Washington — The Federal Reserve hoisted interest rates to the highest point in more than five years Thursday but also raised hopes that a respite from two years of rate pain may be in sight. Wall Street rallied, breathing a sigh of relief.
The Dow Jones industrial average soared 217.24 points to 11,190.80, its biggest single-day jump in more than three years.
Wrapping up a two-day meeting Thursday, Chairman Ben Bernanke and other Fed policymakers didn't rule out another bump in rates. But they seemed hopeful that a slowing economy would lessen pressure on prices, leaving open the question of whether more increases would be needed to declare victory in their battle against inflation.
Fed policymakers said "the extent and timing" of any additional rate increases would hinge on how inflation and economic activity unfold.
They also dropped a phrase - contained in a statement issued at their last meeting on May 10 - that further interest rate increases "may yet be needed" to fend off inflation.
That omission - along with observations that economic growth was slowing - was viewed by some investors and economists as the Fed striking a slightly less hawkish tone about the future course of interest rates.
The Fed's goal is to raise interest rates enough to keep inflation in check but not so much as to hurt economic activity.
To fend off inflation, the Fed unanimously decided on Thursday to increase its federal funds rate by one-quarter percentage point to 5.25 percent.

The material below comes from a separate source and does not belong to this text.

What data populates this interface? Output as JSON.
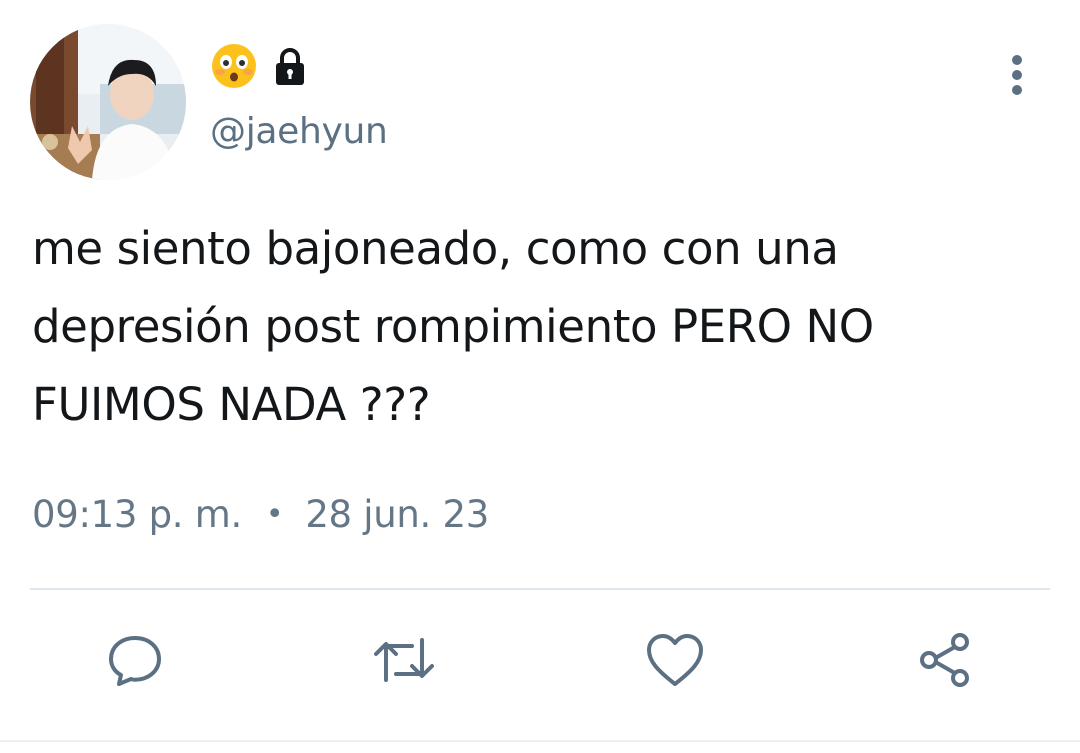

It marked the 17th increase of that size since the Fed began to tighten credit in June 2004.
The funds rate, the interest that banks charge each other on overnight loans, affects a variety of other interest rates charged to consumers and businesses and is the Fed's primary tool for influencing economic activity.
In response, commercial banks raised their prime lending rate - for certain credit cards, home equity lines of credit and other loans - by a corresponding amount, to 8.25 percent.

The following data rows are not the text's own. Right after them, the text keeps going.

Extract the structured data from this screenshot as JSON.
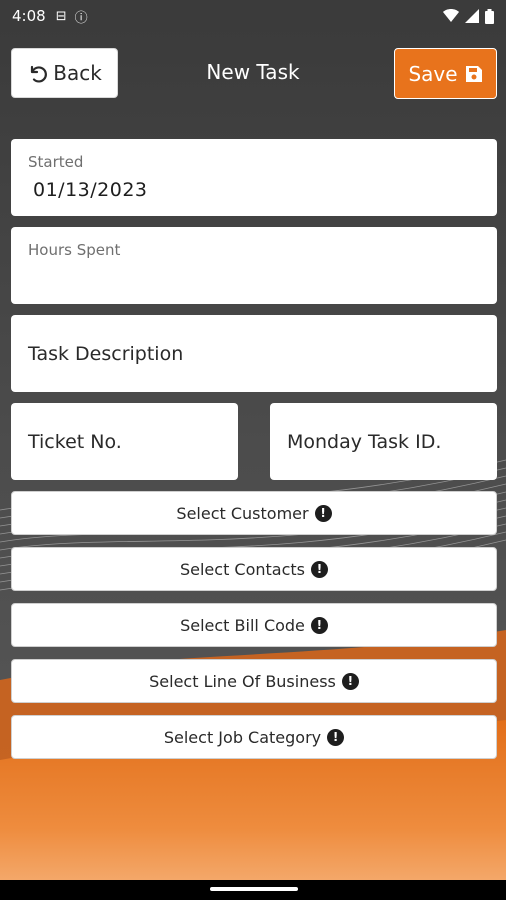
{
  "status_bar": {
    "time": "4:08",
    "icons": [
      "sim-icon",
      "info-icon"
    ],
    "right_icons": [
      "wifi-icon",
      "signal-icon",
      "battery-icon"
    ]
  },
  "header": {
    "back_label": "Back",
    "title": "New Task",
    "save_label": "Save"
  },
  "form": {
    "started_label": "Started",
    "started_value": "01/13/2023",
    "hours_label": "Hours Spent",
    "hours_value": "",
    "task_description_placeholder": "Task Description",
    "ticket_placeholder": "Ticket No.",
    "monday_task_placeholder": "Monday Task ID."
  },
  "selectors": [
    {
      "label": "Select Customer"
    },
    {
      "label": "Select Contacts"
    },
    {
      "label": "Select Bill Code"
    },
    {
      "label": "Select Line Of Business"
    },
    {
      "label": "Select Job Category"
    }
  ],
  "colors": {
    "accent": "#e8731c",
    "header_bg": "#3b3b3b",
    "background": "#4a4a4a"
  }
}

The actions left both the funds rate and the prime rate at their highest points in more than five years.
The economy grew at a brisk 5.6 percent pace in the first quarter of 2006, the fastest in 2 1/2 years. But activity in the current April-to-June period is expected to clock in at about half that pace - from about 2.5 percent to 3 percent, analysts predict. High energy prices and a cooling housing market figure prominently in forecasts for a slowdown.

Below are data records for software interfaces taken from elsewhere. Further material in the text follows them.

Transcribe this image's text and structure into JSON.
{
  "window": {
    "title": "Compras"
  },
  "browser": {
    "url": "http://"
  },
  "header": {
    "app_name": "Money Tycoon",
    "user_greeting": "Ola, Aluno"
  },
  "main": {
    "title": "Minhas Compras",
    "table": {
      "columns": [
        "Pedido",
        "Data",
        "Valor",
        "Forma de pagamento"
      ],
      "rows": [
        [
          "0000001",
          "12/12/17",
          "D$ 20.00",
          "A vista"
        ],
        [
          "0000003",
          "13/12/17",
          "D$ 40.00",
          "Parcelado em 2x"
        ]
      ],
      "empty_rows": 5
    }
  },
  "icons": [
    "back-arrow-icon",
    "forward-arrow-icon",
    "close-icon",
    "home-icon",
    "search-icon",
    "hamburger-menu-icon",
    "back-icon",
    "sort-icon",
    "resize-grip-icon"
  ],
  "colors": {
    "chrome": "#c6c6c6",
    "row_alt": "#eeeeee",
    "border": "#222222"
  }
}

Job growth lost momentum heading in the summer. Employers boosted payrolls by just 75,000 in May, the fewest new jobs since October. The government's employment report for June is released next week.